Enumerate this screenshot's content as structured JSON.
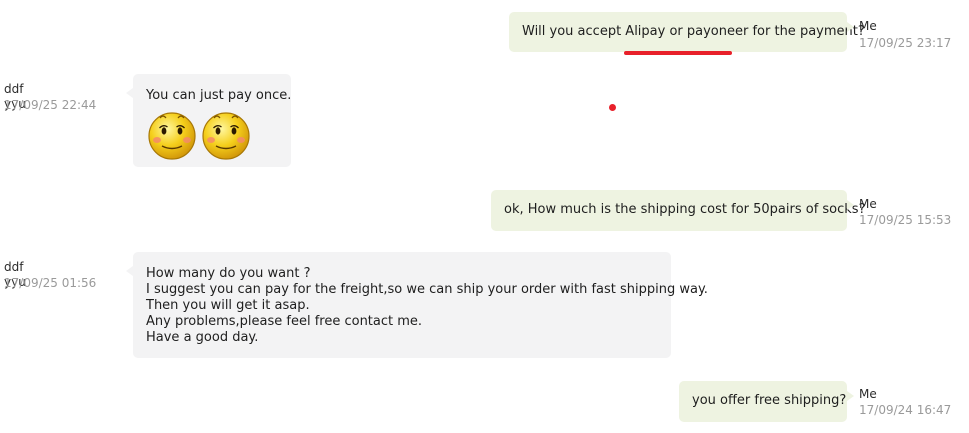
{
  "messages": [
    {
      "side": "me",
      "sender": "Me",
      "time": "17/09/25 23:17",
      "lines": [
        "Will you accept Alipay or payoneer for the payment?"
      ]
    },
    {
      "side": "them",
      "sender": "ddf yyu",
      "time": "17/09/25 22:44",
      "lines": [
        "You can just pay once."
      ],
      "emojis": [
        "smiley-face-icon",
        "smiley-face-icon"
      ]
    },
    {
      "side": "me",
      "sender": "Me",
      "time": "17/09/25 15:53",
      "lines": [
        "ok, How much is the shipping cost for 50pairs of socks?"
      ]
    },
    {
      "side": "them",
      "sender": "ddf yyu",
      "time": "17/09/25 01:56",
      "lines": [
        "How many do you want ?",
        "I suggest you can pay for the freight,so we can ship your order with fast shipping way.",
        "Then you will get it asap.",
        "Any problems,please feel free contact me.",
        "Have a good day."
      ]
    },
    {
      "side": "me",
      "sender": "Me",
      "time": "17/09/24 16:47",
      "lines": [
        "you offer free shipping?"
      ]
    }
  ],
  "colors": {
    "me_bubble": "#eef3e1",
    "them_bubble": "#f3f3f4",
    "annotation_red": "#e8202a",
    "timestamp": "#9a9a9a"
  }
}
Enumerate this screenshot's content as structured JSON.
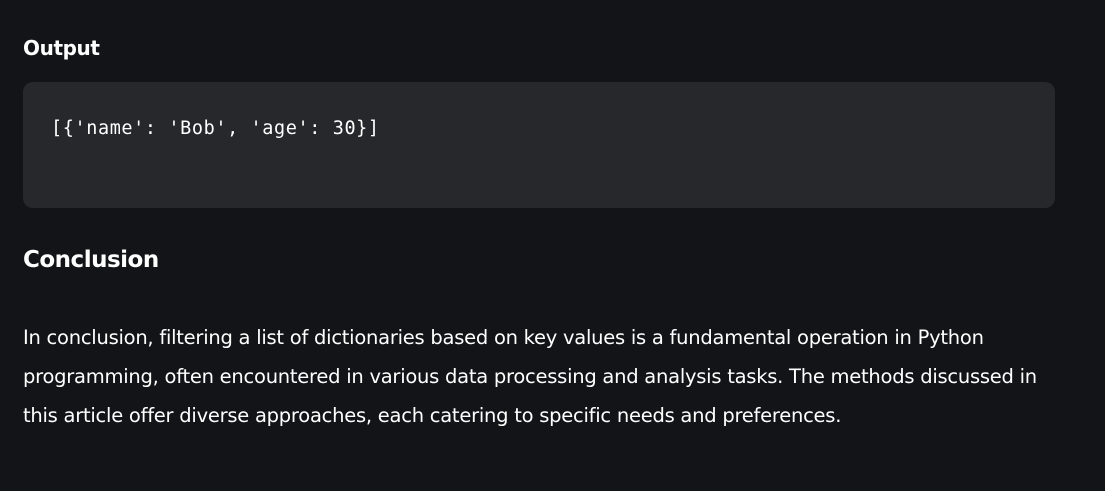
{
  "output_section": {
    "heading": "Output",
    "code": "[{'name': 'Bob', 'age': 30}]"
  },
  "conclusion_section": {
    "heading": "Conclusion",
    "paragraph": "In conclusion, filtering a list of dictionaries based on key values is a fundamental operation in Python programming, often encountered in various data processing and analysis tasks. The methods discussed in this article offer diverse approaches, each catering to specific needs and preferences."
  },
  "colors": {
    "background": "#131417",
    "code_background": "#27282c",
    "text": "#ffffff"
  }
}
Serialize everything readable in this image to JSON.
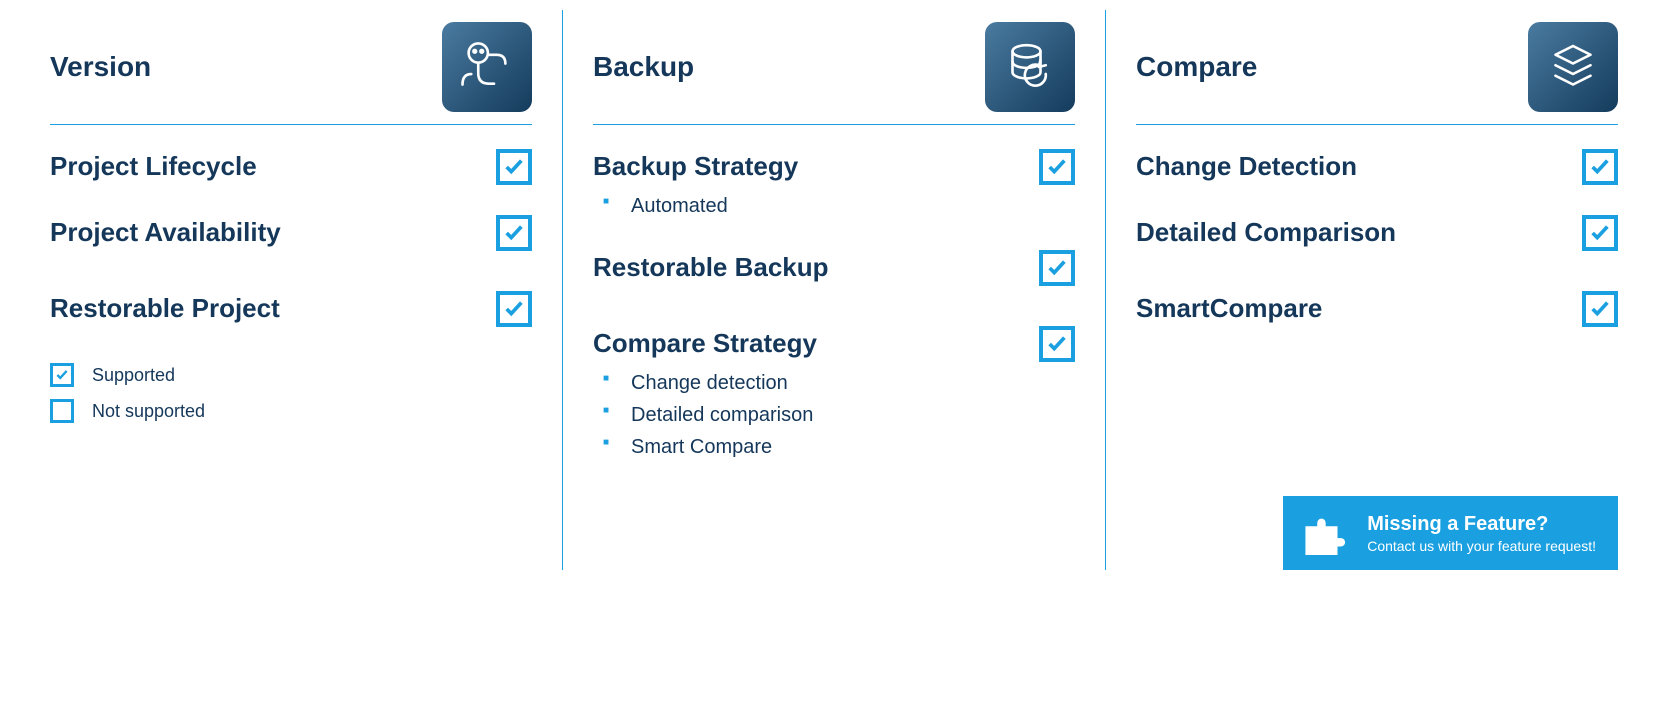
{
  "columns": [
    {
      "title": "Version",
      "icon": "robot-icon",
      "features": [
        {
          "label": "Project Lifecycle",
          "checked": true,
          "subitems": []
        },
        {
          "label": "Project Availability",
          "checked": true,
          "subitems": []
        },
        {
          "label": "Restorable Project",
          "checked": true,
          "subitems": []
        }
      ]
    },
    {
      "title": "Backup",
      "icon": "database-restore-icon",
      "features": [
        {
          "label": "Backup Strategy",
          "checked": true,
          "subitems": [
            "Automated"
          ]
        },
        {
          "label": "Restorable Backup",
          "checked": true,
          "subitems": []
        },
        {
          "label": "Compare Strategy",
          "checked": true,
          "subitems": [
            "Change detection",
            "Detailed comparison",
            "Smart Compare"
          ]
        }
      ]
    },
    {
      "title": "Compare",
      "icon": "layers-icon",
      "features": [
        {
          "label": "Change Detection",
          "checked": true,
          "subitems": []
        },
        {
          "label": "Detailed Comparison",
          "checked": true,
          "subitems": []
        },
        {
          "label": "SmartCompare",
          "checked": true,
          "subitems": []
        }
      ]
    }
  ],
  "legend": {
    "supported": "Supported",
    "not_supported": "Not supported"
  },
  "cta": {
    "title": "Missing a Feature?",
    "sub": "Contact us with your feature request!"
  }
}
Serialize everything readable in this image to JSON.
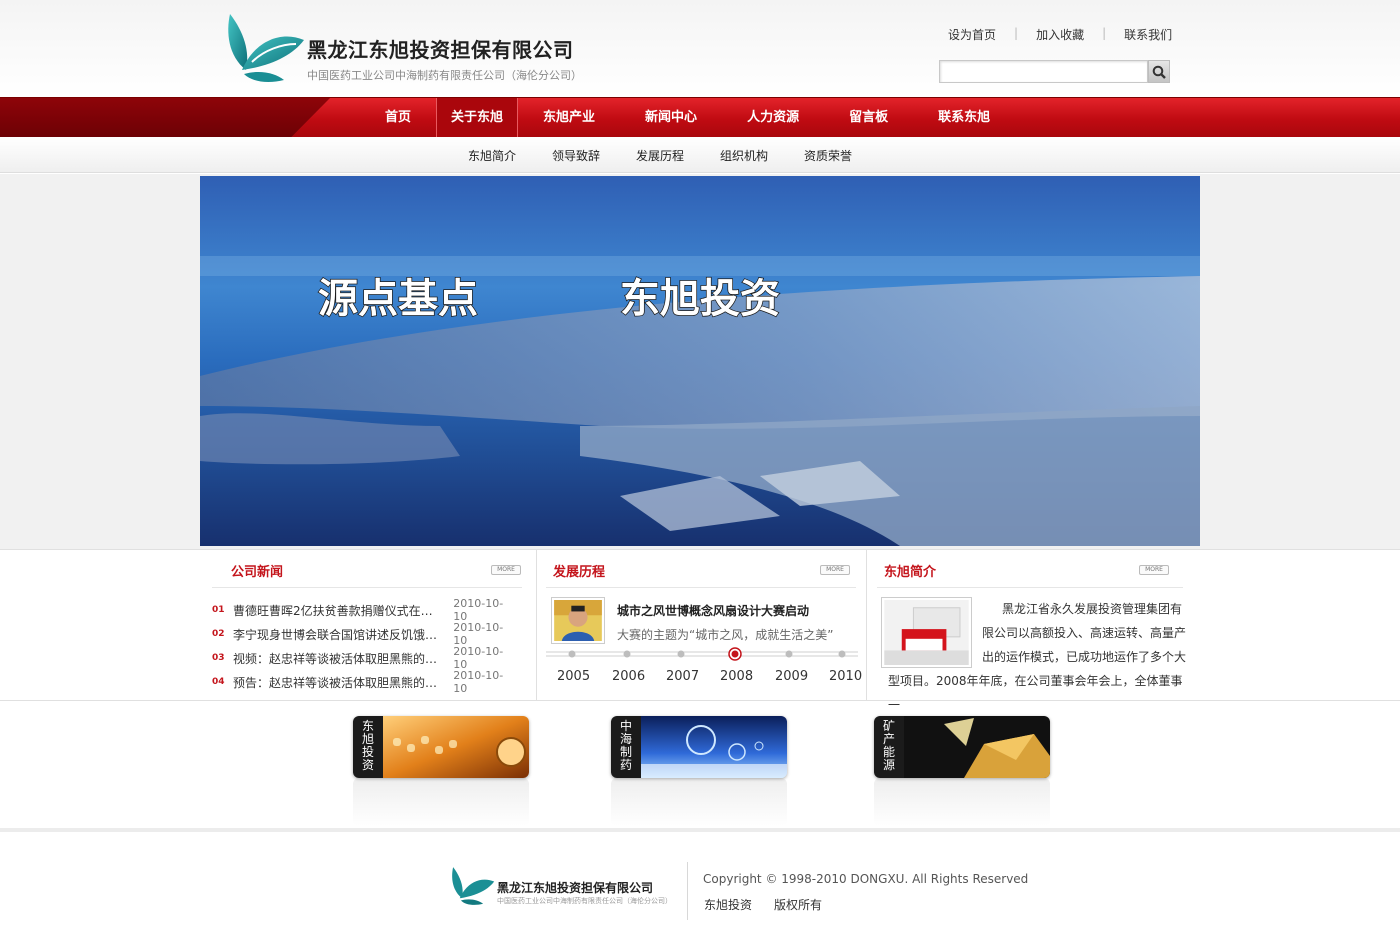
{
  "header": {
    "company_name": "黑龙江东旭投资担保有限公司",
    "company_sub": "中国医药工业公司中海制药有限责任公司（海伦分公司）",
    "top_links": [
      "设为首页",
      "加入收藏",
      "联系我们"
    ],
    "search_placeholder": ""
  },
  "main_nav": [
    "首页",
    "关于东旭",
    "东旭产业",
    "新闻中心",
    "人力资源",
    "留言板",
    "联系东旭"
  ],
  "sub_nav": [
    "东旭简介",
    "领导致辞",
    "发展历程",
    "组织机构",
    "资质荣誉"
  ],
  "banner": {
    "slogan_1": "源点基点",
    "slogan_2": "东旭投资"
  },
  "news": {
    "title": "公司新闻",
    "more": "MORE",
    "items": [
      {
        "num": "01",
        "title": "曹德旺曹晖2亿扶贫善款捐赠仪式在…",
        "date": "2010-10-10"
      },
      {
        "num": "02",
        "title": "李宁现身世博会联合国馆讲述反饥饿…",
        "date": "2010-10-10"
      },
      {
        "num": "03",
        "title": "视频：赵忠祥等谈被活体取胆黑熊的…",
        "date": "2010-10-10"
      },
      {
        "num": "04",
        "title": "预告：赵忠祥等谈被活体取胆黑熊的…",
        "date": "2010-10-10"
      }
    ]
  },
  "history": {
    "title": "发展历程",
    "more": "MORE",
    "headline": "城市之风世博概念风扇设计大赛启动",
    "desc": "大赛的主题为“城市之风，成就生活之美”",
    "years": [
      "2005",
      "2006",
      "2007",
      "2008",
      "2009",
      "2010"
    ],
    "active_year": "2008"
  },
  "intro": {
    "title": "东旭简介",
    "more": "MORE",
    "text": "黑龙江省永久发展投资管理集团有限公司以高额投入、高速运转、高量产出的运作模式，已成功地运作了多个大型项目。2008年年底，在公司董事会年会上，全体董事一"
  },
  "products": [
    {
      "label": "东旭投资"
    },
    {
      "label": "中海制药"
    },
    {
      "label": "矿产能源"
    }
  ],
  "footer": {
    "company_name": "黑龙江东旭投资担保有限公司",
    "company_sub": "中国医药工业公司中海制药有限责任公司（海伦分公司）",
    "copyright": "Copyright © 1998-2010 DONGXU. All Rights Reserved",
    "links": [
      "东旭投资",
      "版权所有"
    ]
  },
  "colors": {
    "brand_red": "#c4151c",
    "logo_teal": "#1b8f95"
  }
}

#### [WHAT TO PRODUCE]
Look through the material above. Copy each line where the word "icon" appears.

#### [YOUR SOLUTION]
        "smiley-face-icon",
        "smiley-face-icon"
      "icon": "robot-icon",
      "icon": "database-restore-icon",
      "icon": "layers-icon",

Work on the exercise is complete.